Robert Jackson is James G. Watson Professor of English at the University of Tulsa. He is the author of Fade In, Crossroads: A History of the Southern Cinema (2017) and Seeking the Region in American Literature and Culture: Modernity, Dissidence, Innovation (2005), and the editor of "Faulkner and the North," a special issue of The Faulkner Journal (Spring 2016). He is currently at work on a book about the relationship between James Baldwin and Robert F. Kennedy and its influence on the history of race relations in the United States.

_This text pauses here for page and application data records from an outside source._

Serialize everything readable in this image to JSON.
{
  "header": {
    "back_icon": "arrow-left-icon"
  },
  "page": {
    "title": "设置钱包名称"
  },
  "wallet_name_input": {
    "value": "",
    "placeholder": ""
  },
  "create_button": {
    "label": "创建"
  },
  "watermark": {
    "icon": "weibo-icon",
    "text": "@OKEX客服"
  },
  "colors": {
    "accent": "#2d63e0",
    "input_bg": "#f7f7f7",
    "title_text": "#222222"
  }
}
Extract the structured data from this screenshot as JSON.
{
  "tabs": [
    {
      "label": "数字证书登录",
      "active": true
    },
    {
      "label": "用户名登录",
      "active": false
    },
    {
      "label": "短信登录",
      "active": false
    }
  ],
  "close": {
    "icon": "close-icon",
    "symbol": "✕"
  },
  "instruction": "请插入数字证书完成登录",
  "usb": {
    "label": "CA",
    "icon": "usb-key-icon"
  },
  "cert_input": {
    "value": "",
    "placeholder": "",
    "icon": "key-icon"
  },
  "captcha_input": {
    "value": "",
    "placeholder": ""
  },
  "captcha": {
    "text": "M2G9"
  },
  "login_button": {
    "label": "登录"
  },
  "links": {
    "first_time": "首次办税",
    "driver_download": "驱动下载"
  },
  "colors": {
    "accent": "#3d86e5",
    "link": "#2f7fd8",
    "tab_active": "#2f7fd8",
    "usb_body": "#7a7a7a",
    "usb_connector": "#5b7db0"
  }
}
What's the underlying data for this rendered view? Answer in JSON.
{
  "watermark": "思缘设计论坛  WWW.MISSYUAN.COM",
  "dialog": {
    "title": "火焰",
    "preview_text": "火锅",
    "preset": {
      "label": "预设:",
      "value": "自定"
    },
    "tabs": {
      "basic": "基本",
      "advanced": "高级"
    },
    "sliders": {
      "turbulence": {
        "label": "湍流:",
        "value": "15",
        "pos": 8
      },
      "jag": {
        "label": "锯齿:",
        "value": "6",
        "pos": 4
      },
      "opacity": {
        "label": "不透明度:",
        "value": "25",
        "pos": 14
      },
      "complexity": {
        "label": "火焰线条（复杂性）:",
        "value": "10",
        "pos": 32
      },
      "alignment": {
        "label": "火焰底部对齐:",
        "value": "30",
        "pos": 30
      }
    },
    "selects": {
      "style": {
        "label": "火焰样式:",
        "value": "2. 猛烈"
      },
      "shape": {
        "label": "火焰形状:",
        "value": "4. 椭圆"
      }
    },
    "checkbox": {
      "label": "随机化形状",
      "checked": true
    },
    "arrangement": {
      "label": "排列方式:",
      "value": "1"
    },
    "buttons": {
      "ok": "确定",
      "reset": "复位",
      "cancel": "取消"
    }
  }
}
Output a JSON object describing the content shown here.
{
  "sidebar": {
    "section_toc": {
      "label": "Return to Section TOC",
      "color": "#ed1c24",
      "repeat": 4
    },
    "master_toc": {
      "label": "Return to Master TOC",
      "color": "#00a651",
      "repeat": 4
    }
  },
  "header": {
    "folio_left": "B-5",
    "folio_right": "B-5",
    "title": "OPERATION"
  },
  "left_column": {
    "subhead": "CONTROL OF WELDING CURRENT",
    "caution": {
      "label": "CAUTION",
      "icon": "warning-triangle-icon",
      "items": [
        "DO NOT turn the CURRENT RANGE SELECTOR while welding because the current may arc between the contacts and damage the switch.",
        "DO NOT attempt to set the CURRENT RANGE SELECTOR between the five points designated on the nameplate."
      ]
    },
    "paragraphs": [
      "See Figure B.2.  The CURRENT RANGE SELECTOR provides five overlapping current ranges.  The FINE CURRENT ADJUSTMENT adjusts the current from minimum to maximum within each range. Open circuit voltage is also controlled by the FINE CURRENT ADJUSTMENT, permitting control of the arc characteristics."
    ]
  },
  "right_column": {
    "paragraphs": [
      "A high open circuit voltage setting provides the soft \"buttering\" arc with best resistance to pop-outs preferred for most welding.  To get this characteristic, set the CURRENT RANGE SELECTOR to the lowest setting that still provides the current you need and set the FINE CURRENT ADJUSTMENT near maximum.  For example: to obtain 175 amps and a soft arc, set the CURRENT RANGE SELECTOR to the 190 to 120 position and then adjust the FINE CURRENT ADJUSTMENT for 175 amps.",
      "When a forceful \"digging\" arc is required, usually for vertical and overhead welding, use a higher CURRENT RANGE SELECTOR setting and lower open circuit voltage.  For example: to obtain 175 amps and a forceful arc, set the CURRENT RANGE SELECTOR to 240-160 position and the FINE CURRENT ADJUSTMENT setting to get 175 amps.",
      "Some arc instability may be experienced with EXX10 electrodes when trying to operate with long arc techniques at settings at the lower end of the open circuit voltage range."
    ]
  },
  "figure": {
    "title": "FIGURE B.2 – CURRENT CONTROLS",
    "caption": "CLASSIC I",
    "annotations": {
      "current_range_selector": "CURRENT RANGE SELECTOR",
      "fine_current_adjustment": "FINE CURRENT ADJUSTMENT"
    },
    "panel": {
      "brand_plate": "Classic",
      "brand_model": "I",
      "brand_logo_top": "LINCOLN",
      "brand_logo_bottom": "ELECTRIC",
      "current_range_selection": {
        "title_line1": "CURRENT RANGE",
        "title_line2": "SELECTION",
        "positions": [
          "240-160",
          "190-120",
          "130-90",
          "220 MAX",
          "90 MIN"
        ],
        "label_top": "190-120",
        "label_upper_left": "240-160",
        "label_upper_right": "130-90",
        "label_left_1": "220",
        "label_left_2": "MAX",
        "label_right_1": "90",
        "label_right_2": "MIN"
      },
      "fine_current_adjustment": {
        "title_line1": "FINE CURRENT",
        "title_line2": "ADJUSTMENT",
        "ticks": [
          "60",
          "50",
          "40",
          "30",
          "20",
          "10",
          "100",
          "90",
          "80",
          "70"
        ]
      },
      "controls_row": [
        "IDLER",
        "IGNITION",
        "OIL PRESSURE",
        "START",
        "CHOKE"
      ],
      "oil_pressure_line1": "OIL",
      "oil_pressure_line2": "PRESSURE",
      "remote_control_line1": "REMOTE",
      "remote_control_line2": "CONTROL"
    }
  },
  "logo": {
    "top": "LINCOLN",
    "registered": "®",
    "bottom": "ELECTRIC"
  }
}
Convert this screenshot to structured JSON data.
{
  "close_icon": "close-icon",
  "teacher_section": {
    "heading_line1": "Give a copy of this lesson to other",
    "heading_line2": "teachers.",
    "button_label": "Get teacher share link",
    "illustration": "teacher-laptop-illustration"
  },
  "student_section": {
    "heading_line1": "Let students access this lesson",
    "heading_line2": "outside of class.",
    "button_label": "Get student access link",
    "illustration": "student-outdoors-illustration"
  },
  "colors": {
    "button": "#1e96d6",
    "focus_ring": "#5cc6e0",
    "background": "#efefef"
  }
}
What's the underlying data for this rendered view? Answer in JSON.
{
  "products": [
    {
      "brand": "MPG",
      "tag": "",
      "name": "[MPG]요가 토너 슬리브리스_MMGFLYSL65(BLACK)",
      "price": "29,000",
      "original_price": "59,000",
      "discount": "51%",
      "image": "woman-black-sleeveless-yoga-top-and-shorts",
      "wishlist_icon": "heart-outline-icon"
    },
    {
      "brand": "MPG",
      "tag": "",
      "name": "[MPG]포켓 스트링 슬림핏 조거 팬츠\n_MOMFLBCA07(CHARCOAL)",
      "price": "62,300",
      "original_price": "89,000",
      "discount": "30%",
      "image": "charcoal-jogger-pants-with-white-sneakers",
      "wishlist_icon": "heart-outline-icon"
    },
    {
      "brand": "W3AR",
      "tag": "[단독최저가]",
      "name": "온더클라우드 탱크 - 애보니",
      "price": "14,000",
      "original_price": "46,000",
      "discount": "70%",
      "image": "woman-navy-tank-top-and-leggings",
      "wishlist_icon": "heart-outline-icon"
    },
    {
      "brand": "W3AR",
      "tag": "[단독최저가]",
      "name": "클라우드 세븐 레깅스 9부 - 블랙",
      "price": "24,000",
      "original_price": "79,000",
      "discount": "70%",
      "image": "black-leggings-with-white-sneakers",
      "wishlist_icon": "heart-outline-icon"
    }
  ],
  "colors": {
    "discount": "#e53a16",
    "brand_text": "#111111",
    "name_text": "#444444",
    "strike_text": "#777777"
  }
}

This book investigates a flood that sprawled across forty percent of the United States (and some of Canada), killing hundreds (and perhaps thousands, since African American deaths were not included in any “official” count), displacing nearly one million people—including 300,000 African Americans who were placed in makeshift camps, which the Red Cross called “concentration camps” and which reproduced a particularly American racial logic—and stimulating an enormous range of intellectual and aesthetic production from the Mississippi Delta blues of Bessie Smith to the Berlin radio broadcasts of Walter Benjamin. The 1927 Mississippi flood, Parrish argues at length, and quite compellingly, should be understood as one of the central events in the history of modernism.